(Entries from a dataset of interfaces)
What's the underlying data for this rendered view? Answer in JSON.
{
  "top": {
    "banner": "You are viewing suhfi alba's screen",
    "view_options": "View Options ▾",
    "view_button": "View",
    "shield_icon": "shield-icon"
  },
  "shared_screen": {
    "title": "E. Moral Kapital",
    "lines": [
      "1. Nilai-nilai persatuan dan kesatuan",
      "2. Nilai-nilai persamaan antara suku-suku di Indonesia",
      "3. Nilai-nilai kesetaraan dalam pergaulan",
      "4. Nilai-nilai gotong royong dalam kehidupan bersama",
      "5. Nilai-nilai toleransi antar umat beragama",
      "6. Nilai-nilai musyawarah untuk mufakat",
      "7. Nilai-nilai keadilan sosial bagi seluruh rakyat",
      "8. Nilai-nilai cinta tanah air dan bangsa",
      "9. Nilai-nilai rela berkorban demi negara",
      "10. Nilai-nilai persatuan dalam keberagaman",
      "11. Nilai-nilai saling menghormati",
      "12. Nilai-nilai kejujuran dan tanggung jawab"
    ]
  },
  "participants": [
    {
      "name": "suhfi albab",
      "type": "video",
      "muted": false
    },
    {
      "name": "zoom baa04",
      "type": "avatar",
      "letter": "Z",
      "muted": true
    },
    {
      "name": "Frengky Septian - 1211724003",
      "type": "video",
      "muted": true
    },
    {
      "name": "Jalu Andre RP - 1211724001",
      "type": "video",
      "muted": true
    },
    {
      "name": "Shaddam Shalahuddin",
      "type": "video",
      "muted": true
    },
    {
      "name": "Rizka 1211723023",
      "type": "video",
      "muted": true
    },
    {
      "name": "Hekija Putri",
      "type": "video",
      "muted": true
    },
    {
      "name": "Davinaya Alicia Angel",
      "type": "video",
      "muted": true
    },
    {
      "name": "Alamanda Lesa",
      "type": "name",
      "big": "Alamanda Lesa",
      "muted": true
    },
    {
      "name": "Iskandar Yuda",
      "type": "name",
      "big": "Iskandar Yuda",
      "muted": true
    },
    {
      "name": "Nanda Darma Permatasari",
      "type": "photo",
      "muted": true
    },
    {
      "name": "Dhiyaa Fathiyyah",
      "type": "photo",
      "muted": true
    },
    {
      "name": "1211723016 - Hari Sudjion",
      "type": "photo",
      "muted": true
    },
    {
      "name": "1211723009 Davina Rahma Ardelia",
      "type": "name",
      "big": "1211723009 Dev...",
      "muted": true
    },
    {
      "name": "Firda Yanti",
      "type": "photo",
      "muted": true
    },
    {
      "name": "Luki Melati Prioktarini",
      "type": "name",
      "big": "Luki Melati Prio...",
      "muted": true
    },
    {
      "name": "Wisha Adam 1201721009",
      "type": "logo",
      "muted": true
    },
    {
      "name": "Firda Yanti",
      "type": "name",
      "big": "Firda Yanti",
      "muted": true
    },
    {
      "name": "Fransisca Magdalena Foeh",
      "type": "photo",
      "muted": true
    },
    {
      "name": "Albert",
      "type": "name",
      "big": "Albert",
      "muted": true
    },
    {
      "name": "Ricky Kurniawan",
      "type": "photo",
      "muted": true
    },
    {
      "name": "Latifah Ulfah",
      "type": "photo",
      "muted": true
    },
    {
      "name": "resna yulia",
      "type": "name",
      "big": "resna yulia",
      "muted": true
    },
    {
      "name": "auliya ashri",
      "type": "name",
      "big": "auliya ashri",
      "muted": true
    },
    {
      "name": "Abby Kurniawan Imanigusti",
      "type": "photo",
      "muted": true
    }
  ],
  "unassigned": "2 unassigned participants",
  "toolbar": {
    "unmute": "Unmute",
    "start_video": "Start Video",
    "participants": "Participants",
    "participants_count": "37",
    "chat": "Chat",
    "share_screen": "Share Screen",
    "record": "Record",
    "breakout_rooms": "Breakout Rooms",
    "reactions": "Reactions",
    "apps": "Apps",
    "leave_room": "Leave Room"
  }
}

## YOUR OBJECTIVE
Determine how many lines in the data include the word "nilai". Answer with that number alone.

## ANSWER
12